## [Work instruction]
Show every line from the data below that includes "value".

== Exercise data ==

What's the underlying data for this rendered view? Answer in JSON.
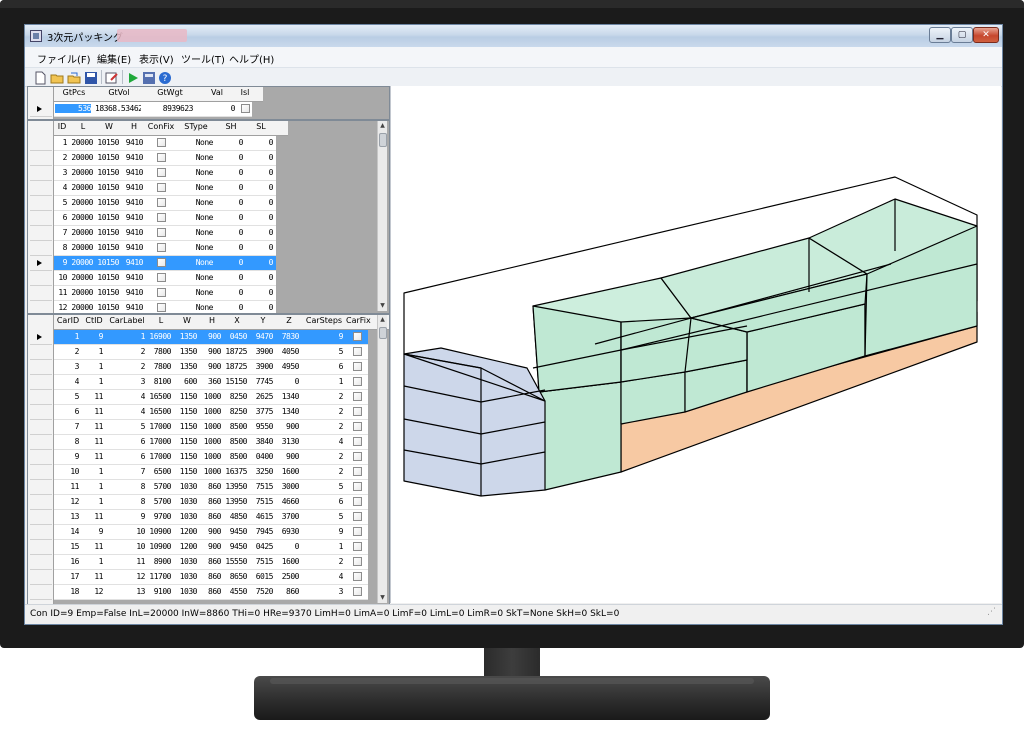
{
  "window": {
    "title": "3次元パッキング"
  },
  "menu": [
    "ファイル(F)",
    "編集(E)",
    "表示(V)",
    "ツール(T)",
    "ヘルプ(H)"
  ],
  "toolbar_icons": [
    "new-file-icon",
    "open-folder-icon",
    "open-multiple-icon",
    "save-disk-icon",
    "edit-form-icon",
    "run-play-icon",
    "save-result-icon",
    "help-question-icon"
  ],
  "summary": {
    "headers": [
      "GtPcs",
      "GtVol",
      "GtWgt",
      "Val",
      "Isl"
    ],
    "row": [
      "536",
      "18368.53462",
      "8939623",
      "0",
      ""
    ]
  },
  "containers": {
    "headers": [
      "ID",
      "L",
      "W",
      "H",
      "ConFix",
      "SType",
      "SH",
      "SL"
    ],
    "selected_index": 8,
    "rows": [
      [
        "1",
        "20000",
        "10150",
        "9410",
        "",
        "None",
        "0",
        "0"
      ],
      [
        "2",
        "20000",
        "10150",
        "9410",
        "",
        "None",
        "0",
        "0"
      ],
      [
        "3",
        "20000",
        "10150",
        "9410",
        "",
        "None",
        "0",
        "0"
      ],
      [
        "4",
        "20000",
        "10150",
        "9410",
        "",
        "None",
        "0",
        "0"
      ],
      [
        "5",
        "20000",
        "10150",
        "9410",
        "",
        "None",
        "0",
        "0"
      ],
      [
        "6",
        "20000",
        "10150",
        "9410",
        "",
        "None",
        "0",
        "0"
      ],
      [
        "7",
        "20000",
        "10150",
        "9410",
        "",
        "None",
        "0",
        "0"
      ],
      [
        "8",
        "20000",
        "10150",
        "9410",
        "",
        "None",
        "0",
        "0"
      ],
      [
        "9",
        "20000",
        "10150",
        "9410",
        "",
        "None",
        "0",
        "0"
      ],
      [
        "10",
        "20000",
        "10150",
        "9410",
        "",
        "None",
        "0",
        "0"
      ],
      [
        "11",
        "20000",
        "10150",
        "9410",
        "",
        "None",
        "0",
        "0"
      ],
      [
        "12",
        "20000",
        "10150",
        "9410",
        "",
        "None",
        "0",
        "0"
      ]
    ]
  },
  "cargo": {
    "headers": [
      "CarID",
      "CtID",
      "CarLabel",
      "L",
      "W",
      "H",
      "X",
      "Y",
      "Z",
      "CarSteps",
      "CarFix"
    ],
    "selected_index": 0,
    "rows": [
      [
        "1",
        "9",
        "1",
        "16900",
        "1350",
        "900",
        "0450",
        "9470",
        "7830",
        "9",
        ""
      ],
      [
        "2",
        "1",
        "2",
        "7800",
        "1350",
        "900",
        "18725",
        "3900",
        "4050",
        "5",
        ""
      ],
      [
        "3",
        "1",
        "2",
        "7800",
        "1350",
        "900",
        "18725",
        "3900",
        "4950",
        "6",
        ""
      ],
      [
        "4",
        "1",
        "3",
        "8100",
        "600",
        "360",
        "15150",
        "7745",
        "0",
        "1",
        ""
      ],
      [
        "5",
        "11",
        "4",
        "16500",
        "1150",
        "1000",
        "8250",
        "2625",
        "1340",
        "2",
        ""
      ],
      [
        "6",
        "11",
        "4",
        "16500",
        "1150",
        "1000",
        "8250",
        "3775",
        "1340",
        "2",
        ""
      ],
      [
        "7",
        "11",
        "5",
        "17000",
        "1150",
        "1000",
        "8500",
        "9550",
        "900",
        "2",
        ""
      ],
      [
        "8",
        "11",
        "6",
        "17000",
        "1150",
        "1000",
        "8500",
        "3840",
        "3130",
        "4",
        ""
      ],
      [
        "9",
        "11",
        "6",
        "17000",
        "1150",
        "1000",
        "8500",
        "0400",
        "900",
        "2",
        ""
      ],
      [
        "10",
        "1",
        "7",
        "6500",
        "1150",
        "1000",
        "16375",
        "3250",
        "1600",
        "2",
        ""
      ],
      [
        "11",
        "1",
        "8",
        "5700",
        "1030",
        "860",
        "13950",
        "7515",
        "3000",
        "5",
        ""
      ],
      [
        "12",
        "1",
        "8",
        "5700",
        "1030",
        "860",
        "13950",
        "7515",
        "4660",
        "6",
        ""
      ],
      [
        "13",
        "11",
        "9",
        "9700",
        "1030",
        "860",
        "4850",
        "4615",
        "3700",
        "5",
        ""
      ],
      [
        "14",
        "9",
        "10",
        "10900",
        "1200",
        "900",
        "9450",
        "7945",
        "6930",
        "9",
        ""
      ],
      [
        "15",
        "11",
        "10",
        "10900",
        "1200",
        "900",
        "9450",
        "0425",
        "0",
        "1",
        ""
      ],
      [
        "16",
        "1",
        "11",
        "8900",
        "1030",
        "860",
        "15550",
        "7515",
        "1600",
        "2",
        ""
      ],
      [
        "17",
        "11",
        "12",
        "11700",
        "1030",
        "860",
        "8650",
        "6015",
        "2500",
        "4",
        ""
      ],
      [
        "18",
        "12",
        "13",
        "9100",
        "1030",
        "860",
        "4550",
        "7520",
        "860",
        "3",
        ""
      ]
    ]
  },
  "status": "Con ID=9 Emp=False InL=20000 InW=8860 THi=0 HRe=9370 LimH=0 LimA=0 LimF=0 LimL=0 LimR=0 SkT=None SkH=0 SkL=0",
  "colors": {
    "box_green": "#bfe8d3",
    "box_orange": "#f7c9a3",
    "box_blue": "#cdd7ea",
    "selection": "#3399ff"
  }
}
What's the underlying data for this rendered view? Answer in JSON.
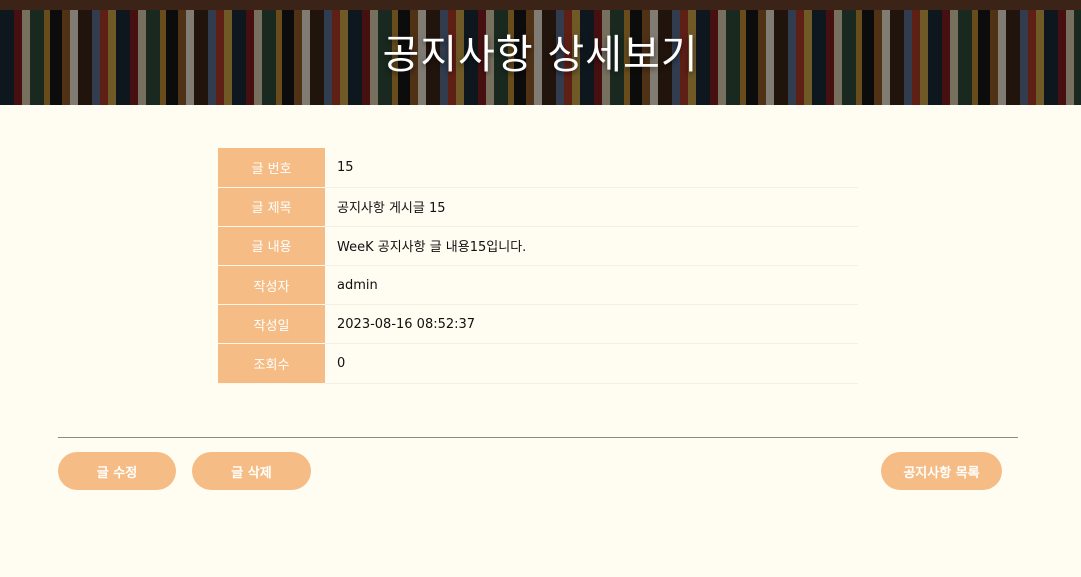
{
  "banner": {
    "title": "공지사항 상세보기"
  },
  "notice": {
    "rows": [
      {
        "label": "글 번호",
        "value": "15"
      },
      {
        "label": "글 제목",
        "value": "공지사항 게시글 15"
      },
      {
        "label": "글 내용",
        "value": "WeeK 공지사항 글 내용15입니다."
      },
      {
        "label": "작성자",
        "value": "admin"
      },
      {
        "label": "작성일",
        "value": "2023-08-16 08:52:37"
      },
      {
        "label": "조회수",
        "value": "0"
      }
    ]
  },
  "actions": {
    "edit_label": "글 수정",
    "delete_label": "글 삭제",
    "list_label": "공지사항 목록"
  },
  "colors": {
    "accent": "#f5bd85",
    "background": "#fffcf1",
    "divider": "#8f8a80"
  }
}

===

## [Your solution]
        "value": "15"
        "value": "공지사항 게시글 15"
        "value": "WeeK 공지사항 글 내용15입니다."
        "value": "admin"
        "value": "2023-08-16 08:52:37"
        "value": "0"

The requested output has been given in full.